**Try it**
Could you please find each line in the records that contains the word "true" and copy it?

(Data entries)
§

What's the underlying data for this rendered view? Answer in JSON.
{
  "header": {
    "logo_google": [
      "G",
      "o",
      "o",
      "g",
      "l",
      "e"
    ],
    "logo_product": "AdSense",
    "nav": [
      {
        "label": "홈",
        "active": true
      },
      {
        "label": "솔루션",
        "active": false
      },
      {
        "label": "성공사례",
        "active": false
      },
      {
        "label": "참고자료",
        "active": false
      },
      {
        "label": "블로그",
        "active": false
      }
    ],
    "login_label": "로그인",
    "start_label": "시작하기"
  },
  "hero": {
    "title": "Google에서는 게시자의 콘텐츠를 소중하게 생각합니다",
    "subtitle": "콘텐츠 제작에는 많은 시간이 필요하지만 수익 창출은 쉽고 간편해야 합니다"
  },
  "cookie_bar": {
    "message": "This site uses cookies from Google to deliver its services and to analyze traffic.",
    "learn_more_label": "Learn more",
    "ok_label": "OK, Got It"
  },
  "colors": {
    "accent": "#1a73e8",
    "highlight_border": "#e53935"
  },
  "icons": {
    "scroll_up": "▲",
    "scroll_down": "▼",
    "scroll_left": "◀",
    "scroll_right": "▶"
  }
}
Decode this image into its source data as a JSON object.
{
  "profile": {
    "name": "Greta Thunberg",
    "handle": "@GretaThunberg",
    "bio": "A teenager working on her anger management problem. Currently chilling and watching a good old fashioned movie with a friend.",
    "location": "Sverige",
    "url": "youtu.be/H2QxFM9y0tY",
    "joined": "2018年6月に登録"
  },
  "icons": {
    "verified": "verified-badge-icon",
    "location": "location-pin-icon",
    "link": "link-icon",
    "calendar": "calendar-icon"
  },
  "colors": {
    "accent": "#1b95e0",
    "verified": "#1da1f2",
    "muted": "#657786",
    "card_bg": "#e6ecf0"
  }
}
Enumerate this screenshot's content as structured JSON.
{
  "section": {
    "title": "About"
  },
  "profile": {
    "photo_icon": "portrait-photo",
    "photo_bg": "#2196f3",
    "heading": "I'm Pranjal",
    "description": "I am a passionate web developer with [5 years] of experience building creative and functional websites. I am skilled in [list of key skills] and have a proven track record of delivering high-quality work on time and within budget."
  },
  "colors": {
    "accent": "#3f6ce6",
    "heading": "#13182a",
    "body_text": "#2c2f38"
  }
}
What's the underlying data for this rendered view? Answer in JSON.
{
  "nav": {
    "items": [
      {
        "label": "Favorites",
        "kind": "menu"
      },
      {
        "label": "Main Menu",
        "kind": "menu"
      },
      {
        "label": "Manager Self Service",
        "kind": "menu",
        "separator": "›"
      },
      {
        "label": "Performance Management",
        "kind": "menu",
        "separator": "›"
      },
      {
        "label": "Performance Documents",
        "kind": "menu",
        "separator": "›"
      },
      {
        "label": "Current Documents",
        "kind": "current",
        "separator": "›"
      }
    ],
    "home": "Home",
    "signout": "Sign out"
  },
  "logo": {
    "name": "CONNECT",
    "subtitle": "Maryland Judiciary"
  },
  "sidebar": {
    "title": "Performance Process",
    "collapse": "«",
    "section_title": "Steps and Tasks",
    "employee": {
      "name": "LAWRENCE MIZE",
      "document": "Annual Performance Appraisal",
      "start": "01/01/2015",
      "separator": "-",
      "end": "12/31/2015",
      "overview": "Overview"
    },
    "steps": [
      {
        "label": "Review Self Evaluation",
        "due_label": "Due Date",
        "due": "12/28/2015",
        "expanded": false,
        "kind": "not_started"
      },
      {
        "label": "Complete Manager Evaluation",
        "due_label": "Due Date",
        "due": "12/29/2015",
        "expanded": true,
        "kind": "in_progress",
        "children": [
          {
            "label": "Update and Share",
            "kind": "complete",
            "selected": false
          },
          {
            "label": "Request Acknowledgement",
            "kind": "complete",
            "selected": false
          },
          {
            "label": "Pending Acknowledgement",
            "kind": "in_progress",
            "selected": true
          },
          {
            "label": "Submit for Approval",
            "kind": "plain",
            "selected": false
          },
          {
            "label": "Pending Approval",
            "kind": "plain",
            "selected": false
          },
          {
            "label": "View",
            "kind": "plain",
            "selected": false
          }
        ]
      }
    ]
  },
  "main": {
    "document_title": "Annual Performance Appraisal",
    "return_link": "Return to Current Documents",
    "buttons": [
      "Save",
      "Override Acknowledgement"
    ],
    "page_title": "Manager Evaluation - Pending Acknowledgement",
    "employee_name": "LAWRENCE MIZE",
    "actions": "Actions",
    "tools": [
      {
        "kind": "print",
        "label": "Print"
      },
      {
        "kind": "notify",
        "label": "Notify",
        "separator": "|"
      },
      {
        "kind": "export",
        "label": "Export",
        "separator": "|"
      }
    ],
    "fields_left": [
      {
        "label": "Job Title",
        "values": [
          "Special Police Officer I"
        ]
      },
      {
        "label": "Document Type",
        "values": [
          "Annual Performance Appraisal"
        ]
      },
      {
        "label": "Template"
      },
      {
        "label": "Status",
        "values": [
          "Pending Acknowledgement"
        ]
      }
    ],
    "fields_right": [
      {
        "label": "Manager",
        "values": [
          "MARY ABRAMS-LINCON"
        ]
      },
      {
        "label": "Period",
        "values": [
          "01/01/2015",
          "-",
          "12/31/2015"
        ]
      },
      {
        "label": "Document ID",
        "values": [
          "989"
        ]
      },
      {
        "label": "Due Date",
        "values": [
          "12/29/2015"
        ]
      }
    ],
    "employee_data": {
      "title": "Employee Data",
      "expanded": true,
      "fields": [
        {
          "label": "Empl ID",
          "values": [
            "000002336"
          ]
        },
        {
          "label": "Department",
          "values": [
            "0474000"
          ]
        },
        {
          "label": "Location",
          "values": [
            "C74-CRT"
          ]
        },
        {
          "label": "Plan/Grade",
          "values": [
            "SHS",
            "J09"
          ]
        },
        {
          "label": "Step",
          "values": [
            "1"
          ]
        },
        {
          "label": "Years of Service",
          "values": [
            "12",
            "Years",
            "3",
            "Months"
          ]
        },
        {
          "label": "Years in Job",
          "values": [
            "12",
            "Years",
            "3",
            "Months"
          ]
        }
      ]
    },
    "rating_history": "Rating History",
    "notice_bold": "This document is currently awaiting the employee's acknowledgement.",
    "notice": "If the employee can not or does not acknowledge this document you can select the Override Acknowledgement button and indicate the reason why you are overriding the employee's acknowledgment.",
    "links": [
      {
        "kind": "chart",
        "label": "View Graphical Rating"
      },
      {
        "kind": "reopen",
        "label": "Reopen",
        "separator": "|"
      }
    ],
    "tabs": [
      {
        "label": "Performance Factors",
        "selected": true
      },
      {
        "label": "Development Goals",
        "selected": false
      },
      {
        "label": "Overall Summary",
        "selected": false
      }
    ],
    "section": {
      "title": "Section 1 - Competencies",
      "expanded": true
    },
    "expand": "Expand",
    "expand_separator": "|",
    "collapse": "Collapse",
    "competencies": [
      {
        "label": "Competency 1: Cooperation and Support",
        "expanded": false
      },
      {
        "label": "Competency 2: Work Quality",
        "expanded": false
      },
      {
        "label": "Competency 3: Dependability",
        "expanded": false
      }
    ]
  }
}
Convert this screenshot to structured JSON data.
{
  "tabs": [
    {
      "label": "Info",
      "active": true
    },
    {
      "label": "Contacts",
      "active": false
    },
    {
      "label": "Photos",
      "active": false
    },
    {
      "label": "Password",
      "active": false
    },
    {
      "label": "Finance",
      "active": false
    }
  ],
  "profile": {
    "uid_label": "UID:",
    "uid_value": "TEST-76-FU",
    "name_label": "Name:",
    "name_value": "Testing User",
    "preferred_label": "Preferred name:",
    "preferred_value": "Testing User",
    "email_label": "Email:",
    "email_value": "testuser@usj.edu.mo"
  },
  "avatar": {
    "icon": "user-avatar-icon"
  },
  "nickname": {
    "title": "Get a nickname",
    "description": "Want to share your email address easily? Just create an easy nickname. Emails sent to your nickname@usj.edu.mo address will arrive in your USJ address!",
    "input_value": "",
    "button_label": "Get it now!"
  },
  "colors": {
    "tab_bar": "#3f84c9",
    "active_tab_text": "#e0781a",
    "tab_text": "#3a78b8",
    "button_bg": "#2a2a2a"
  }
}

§

**Output below**
        "active": true
        "expanded": true,
            "selected": true
      "expanded": true,
        "selected": true
      "expanded": true
      "active": true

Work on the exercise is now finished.